I have yet to see anything to change my mind from its first position on the Clemson-Georgia game, which is, simply, the team with the offensive line that holds up best wins.  And you?


Filed under Clemson: Auburn With A Lake, Stats Geek!

“I think it’s inevitable that Georgia at some point will win a national title.”

Marc Weiszer does a good job assembling a few pundits who don’t buy into the “Georgia, if not now, then when?” narrative.  As AP’s Ralph Russo says,

“All you can ask for from your coach and your team is to put yourself in position to be in that discussion every year,” Russo said. “Where Georgia is, they’re in that discussion every year. At some point, they’re going to have to beat Bama and it’s going to be very hard, or LSU. They are where they are. The idea it’s championship or bust this year, why? Why would it be championship or bust this year? They have two five-star quarterbacks that are coming after Daniels. The machine is rolling here.”

True dat.  The only negative comment that sort of leaves a mark comes from LSU beat writer Glenn Guilbeau, who makes this point:

Offensively, Georgia has the talent “to be as good as anyone in the SEC,” Guilbeau said but he wonders if Smart is all-in on opening up the offense. “He’s had some quarterbacks in the past, but Kirby’s philosophy has not been to join the rest of the league from a modern-sense. Maybe he’s ready to do that. …They definitely have the weapons to make a mark this season.”

His pessimism isn’t misplaced, admittedly.  If he’s right about it continuing, I sure have overestimated the impact the 2019 SECCG had on Smart.  Call me a naive optimist, but I don’t think he is.


Filed under Georgia Football

Siren song

Friends, this year, when Georgia says it’s gonna use the tight ends, Georgia really means it.

… Whatever it is, the nation’s No. 80 overall prospect (247Sports Composite) believes that tight ends can be exclamation points in the Georgia “Air Raid” variant offense.

“They are throwing the ball to the tight end now,” Delp said. “It is showing. [Todd] Monken is doing that also. It just really opened my eyes. It was awesome.”

Georgia’s tight ends are no longer sleek road graders. Hartley’s room is no longer “eye candy” in the Bulldog offense.

His father, Chris, has always been open about his recruiting. To be honest, his father has told him he didn’t know if Georgia was right for him.

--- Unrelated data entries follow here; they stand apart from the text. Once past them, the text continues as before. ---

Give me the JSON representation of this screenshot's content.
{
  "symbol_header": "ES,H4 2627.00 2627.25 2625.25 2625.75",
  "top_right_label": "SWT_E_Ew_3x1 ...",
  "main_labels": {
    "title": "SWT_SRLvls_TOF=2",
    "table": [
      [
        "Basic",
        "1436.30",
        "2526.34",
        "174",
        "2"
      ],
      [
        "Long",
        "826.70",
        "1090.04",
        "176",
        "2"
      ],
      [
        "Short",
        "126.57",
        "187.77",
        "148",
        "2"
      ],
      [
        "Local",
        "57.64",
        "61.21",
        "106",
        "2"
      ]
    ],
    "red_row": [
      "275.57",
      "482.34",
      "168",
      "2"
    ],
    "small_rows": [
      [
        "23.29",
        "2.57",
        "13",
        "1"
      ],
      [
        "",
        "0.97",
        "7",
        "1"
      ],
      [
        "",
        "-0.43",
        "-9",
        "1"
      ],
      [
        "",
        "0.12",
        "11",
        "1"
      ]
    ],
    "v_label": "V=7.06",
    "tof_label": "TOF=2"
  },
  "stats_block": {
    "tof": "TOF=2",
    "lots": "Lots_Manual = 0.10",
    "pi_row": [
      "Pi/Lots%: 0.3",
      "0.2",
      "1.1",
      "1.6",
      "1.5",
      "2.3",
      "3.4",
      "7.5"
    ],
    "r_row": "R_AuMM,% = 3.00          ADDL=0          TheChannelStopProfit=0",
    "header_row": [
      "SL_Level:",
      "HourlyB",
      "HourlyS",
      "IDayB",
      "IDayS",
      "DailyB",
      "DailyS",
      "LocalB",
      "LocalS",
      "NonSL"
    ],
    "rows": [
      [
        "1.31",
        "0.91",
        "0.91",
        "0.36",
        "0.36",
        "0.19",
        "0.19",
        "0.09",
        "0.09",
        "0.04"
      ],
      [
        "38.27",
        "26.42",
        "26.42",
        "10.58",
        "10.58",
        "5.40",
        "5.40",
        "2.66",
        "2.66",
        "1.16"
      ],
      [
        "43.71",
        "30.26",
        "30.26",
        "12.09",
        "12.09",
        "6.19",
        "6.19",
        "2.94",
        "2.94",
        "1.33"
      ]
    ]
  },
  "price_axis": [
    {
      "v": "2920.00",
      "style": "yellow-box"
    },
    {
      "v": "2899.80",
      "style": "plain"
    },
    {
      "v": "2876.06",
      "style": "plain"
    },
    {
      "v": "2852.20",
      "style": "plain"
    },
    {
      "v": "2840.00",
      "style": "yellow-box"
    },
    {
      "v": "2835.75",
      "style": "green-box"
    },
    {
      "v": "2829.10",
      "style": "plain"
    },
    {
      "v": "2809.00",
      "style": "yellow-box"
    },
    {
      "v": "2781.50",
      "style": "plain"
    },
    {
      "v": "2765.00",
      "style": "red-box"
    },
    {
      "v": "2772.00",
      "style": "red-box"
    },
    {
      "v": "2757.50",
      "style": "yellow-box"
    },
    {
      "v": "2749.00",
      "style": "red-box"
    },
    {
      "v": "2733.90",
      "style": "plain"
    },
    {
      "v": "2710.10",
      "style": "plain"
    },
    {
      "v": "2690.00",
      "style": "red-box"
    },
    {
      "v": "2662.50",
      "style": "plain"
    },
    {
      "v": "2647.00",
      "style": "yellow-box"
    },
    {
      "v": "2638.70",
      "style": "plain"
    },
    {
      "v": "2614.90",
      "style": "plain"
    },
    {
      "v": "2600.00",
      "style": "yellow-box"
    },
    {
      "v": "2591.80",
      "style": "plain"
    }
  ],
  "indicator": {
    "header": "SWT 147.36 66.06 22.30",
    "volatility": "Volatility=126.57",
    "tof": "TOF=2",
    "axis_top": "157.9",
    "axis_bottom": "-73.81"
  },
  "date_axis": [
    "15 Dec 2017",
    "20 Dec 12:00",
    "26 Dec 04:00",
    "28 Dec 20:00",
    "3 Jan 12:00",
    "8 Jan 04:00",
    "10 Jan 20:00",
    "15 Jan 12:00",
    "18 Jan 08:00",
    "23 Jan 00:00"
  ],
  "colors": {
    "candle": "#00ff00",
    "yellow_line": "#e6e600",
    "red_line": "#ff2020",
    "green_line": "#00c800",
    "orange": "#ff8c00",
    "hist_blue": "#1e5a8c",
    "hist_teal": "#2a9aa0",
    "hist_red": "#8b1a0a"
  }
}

“That was because of their tight end usage and all that,” Oscar Delp said. “Then after this trip, he kind of looked at me and said ‘Look, man. That trip really answered every question’ and ‘this place could be a real good fit for you’ and just stuff like that.”

Maybe it’s just me, but I don’t think the problem was that Georgia’s tight ends were “sleek road graders”, whatever the hell that’s supposed to mean.

The funny thing is gonna be when Georgia tells Arik Gilbert he’s not a tight end, but tells recruits he is.


Filed under Georgia Football, Recruiting